# WHAT NEEDS TO BE DONE:
Lines holding the string "配置文件": copy each one from the listing below.

# EXERCISE DATA:
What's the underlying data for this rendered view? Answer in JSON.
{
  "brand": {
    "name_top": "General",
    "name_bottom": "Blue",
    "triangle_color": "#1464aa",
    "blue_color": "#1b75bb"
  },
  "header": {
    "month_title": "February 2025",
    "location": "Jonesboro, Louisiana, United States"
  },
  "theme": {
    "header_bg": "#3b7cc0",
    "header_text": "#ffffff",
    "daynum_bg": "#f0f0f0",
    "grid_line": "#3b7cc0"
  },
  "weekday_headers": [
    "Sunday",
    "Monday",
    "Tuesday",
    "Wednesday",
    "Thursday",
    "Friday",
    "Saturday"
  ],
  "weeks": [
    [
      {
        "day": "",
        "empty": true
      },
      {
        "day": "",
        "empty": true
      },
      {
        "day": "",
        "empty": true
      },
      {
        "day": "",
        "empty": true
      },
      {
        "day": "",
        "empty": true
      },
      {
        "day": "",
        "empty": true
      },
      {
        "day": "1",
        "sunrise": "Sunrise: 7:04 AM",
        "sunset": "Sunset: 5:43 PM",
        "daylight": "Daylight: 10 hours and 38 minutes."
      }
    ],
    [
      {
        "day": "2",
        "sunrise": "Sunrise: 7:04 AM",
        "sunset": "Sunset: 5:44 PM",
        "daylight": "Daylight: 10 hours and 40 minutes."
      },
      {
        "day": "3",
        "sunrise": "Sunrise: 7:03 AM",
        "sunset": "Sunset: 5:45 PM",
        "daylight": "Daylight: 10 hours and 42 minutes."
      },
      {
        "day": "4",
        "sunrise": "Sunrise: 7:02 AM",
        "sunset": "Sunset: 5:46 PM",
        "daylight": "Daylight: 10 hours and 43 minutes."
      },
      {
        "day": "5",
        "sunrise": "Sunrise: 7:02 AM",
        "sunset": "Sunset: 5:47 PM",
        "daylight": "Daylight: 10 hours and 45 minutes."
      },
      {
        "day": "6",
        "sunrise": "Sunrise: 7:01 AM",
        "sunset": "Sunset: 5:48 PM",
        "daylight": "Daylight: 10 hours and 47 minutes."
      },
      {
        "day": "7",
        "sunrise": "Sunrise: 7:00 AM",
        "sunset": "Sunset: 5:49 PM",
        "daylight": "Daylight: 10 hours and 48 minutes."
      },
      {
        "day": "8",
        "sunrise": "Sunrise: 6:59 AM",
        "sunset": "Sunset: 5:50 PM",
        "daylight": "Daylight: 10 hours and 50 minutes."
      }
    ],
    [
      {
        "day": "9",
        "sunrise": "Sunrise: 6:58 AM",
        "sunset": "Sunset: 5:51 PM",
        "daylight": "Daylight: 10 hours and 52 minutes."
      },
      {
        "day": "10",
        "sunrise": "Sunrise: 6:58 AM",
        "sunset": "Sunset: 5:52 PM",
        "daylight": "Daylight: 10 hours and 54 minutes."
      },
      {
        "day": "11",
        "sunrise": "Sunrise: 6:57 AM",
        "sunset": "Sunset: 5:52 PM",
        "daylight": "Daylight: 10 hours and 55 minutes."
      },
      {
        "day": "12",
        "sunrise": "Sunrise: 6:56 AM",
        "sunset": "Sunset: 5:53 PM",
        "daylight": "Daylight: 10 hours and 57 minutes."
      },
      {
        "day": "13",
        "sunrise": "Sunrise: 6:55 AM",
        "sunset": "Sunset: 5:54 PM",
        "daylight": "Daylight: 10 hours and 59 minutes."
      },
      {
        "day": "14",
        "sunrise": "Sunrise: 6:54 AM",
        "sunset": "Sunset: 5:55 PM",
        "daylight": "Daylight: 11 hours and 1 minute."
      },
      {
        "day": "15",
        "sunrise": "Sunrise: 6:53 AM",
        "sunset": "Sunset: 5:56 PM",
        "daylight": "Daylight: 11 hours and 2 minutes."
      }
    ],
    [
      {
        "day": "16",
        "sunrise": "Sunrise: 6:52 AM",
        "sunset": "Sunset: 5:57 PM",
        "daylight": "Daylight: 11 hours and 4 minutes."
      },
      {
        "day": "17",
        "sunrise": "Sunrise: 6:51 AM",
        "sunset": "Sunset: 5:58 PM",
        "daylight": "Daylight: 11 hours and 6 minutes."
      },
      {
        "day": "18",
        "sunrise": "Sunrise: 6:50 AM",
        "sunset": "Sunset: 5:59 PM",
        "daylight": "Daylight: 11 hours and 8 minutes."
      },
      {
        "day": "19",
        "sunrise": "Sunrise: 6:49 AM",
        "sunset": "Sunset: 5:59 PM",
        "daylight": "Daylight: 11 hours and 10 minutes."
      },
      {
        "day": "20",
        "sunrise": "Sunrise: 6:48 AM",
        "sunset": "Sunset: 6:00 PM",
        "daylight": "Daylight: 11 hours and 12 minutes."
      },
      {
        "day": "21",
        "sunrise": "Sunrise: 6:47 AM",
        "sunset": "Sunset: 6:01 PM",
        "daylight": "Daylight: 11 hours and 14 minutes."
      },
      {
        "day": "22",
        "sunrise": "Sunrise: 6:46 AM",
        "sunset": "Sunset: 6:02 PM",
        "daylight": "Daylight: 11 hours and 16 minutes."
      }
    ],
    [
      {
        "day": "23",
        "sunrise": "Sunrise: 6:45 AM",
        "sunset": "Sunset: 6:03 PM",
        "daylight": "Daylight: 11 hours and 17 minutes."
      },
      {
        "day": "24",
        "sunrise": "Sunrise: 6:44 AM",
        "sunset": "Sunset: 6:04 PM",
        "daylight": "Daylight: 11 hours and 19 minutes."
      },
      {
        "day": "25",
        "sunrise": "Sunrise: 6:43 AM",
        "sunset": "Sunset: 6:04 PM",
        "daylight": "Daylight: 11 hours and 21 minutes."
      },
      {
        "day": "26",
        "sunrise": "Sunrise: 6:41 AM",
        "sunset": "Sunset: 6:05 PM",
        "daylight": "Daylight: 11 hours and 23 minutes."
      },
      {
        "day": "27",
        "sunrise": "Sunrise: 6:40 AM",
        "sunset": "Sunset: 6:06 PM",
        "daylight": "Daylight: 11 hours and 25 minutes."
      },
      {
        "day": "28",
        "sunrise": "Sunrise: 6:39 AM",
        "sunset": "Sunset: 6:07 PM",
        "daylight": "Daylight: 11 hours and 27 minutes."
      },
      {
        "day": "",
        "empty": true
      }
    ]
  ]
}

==

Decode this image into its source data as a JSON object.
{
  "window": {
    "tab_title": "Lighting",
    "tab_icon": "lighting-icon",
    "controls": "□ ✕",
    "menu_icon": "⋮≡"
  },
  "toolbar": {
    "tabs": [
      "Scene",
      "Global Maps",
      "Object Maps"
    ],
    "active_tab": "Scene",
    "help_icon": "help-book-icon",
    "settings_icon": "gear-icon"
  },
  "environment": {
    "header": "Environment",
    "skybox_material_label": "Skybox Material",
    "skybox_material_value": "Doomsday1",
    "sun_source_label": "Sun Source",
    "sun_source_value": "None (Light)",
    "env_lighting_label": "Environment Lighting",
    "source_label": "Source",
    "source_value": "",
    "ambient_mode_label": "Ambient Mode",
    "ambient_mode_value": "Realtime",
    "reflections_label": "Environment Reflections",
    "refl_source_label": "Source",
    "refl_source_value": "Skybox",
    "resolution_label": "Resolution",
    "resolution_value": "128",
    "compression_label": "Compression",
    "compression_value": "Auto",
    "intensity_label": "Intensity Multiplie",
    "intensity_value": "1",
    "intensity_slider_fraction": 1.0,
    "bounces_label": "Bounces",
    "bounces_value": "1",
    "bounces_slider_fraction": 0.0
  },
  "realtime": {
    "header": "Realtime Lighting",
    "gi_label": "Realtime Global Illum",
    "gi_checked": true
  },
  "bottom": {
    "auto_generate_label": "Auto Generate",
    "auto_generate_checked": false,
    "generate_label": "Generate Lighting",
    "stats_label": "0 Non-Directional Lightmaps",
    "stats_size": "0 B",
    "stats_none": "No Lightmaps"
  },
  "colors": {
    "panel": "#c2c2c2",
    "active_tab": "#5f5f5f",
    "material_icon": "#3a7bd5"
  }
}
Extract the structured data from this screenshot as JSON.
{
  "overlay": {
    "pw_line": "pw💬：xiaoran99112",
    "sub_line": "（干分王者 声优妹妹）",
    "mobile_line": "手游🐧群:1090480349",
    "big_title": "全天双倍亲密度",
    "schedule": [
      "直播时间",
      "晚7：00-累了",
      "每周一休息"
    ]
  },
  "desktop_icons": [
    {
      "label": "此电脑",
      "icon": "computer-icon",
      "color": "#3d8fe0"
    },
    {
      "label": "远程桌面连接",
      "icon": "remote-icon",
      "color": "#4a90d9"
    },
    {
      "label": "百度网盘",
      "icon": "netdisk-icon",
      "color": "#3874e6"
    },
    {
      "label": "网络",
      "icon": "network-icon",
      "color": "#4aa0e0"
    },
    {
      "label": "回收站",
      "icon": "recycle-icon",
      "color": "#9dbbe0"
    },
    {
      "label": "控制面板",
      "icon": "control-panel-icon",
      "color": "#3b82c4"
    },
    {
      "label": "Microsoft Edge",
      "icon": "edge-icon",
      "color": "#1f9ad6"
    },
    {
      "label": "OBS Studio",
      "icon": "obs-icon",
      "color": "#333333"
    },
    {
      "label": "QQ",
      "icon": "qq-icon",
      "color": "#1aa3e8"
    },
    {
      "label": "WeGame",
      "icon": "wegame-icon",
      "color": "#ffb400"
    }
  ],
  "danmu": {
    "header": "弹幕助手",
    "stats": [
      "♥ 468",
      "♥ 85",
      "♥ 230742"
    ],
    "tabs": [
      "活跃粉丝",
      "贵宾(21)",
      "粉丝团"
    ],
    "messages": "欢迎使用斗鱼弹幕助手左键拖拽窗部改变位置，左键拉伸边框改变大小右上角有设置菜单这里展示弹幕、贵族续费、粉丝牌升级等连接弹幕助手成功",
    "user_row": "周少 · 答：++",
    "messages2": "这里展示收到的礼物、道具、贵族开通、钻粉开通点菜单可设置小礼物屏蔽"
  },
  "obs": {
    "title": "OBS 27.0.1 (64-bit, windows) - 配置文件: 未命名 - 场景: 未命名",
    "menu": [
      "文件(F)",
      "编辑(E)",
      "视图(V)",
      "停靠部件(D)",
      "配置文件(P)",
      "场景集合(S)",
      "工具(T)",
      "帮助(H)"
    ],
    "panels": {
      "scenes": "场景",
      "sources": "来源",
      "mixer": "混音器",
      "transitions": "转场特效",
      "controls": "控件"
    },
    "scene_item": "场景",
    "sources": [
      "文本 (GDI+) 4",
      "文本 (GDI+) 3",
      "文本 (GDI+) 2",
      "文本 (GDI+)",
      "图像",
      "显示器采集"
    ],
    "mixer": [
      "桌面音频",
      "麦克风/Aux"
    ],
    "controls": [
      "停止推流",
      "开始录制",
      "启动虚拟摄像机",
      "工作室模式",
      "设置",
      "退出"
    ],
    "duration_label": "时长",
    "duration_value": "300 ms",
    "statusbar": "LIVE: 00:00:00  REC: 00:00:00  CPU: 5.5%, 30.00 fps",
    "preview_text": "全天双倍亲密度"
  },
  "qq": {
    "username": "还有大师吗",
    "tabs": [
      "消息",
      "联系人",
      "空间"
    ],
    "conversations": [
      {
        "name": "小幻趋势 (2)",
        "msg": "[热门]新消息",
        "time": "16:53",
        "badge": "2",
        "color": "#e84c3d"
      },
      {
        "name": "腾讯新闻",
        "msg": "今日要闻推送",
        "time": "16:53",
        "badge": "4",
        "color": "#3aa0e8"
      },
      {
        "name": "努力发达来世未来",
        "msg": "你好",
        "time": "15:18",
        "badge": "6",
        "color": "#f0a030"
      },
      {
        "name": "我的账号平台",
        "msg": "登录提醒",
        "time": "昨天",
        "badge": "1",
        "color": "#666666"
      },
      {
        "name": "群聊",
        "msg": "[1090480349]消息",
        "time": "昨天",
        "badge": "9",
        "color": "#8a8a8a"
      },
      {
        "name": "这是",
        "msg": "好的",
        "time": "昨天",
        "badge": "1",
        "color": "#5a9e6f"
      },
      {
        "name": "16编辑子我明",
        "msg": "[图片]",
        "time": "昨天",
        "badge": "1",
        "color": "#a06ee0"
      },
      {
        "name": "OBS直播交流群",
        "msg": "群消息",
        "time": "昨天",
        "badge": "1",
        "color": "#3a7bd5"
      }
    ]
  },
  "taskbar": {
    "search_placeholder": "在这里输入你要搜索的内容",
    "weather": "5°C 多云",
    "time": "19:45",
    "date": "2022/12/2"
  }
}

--

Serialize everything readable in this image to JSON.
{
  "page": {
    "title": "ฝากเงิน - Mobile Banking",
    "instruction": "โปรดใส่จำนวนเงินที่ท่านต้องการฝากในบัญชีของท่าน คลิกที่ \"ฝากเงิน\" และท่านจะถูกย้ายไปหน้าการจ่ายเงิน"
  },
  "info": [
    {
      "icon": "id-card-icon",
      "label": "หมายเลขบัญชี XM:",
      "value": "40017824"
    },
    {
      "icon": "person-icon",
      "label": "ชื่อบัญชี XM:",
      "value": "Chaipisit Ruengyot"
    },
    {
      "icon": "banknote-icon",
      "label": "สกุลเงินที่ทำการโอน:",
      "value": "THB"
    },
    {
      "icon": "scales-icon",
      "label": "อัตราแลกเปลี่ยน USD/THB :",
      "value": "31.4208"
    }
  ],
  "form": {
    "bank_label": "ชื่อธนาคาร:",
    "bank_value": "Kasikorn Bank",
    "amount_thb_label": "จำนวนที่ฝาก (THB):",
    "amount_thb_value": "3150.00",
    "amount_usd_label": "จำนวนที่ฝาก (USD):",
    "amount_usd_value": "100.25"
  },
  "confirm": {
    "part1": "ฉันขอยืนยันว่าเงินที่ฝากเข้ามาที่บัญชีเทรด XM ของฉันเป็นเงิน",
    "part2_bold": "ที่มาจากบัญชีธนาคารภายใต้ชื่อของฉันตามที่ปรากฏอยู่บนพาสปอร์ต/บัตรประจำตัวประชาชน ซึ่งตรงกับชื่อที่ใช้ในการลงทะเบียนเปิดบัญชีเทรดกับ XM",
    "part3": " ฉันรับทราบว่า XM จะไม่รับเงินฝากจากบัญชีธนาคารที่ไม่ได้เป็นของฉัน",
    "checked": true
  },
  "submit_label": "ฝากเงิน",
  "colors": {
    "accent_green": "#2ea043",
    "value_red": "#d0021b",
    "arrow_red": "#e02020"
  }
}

# WRITTEN RESPONSE:
    "title": "OBS 27.0.1 (64-bit, windows) - 配置文件: 未命名 - 场景: 未命名",
      "配置文件(P)",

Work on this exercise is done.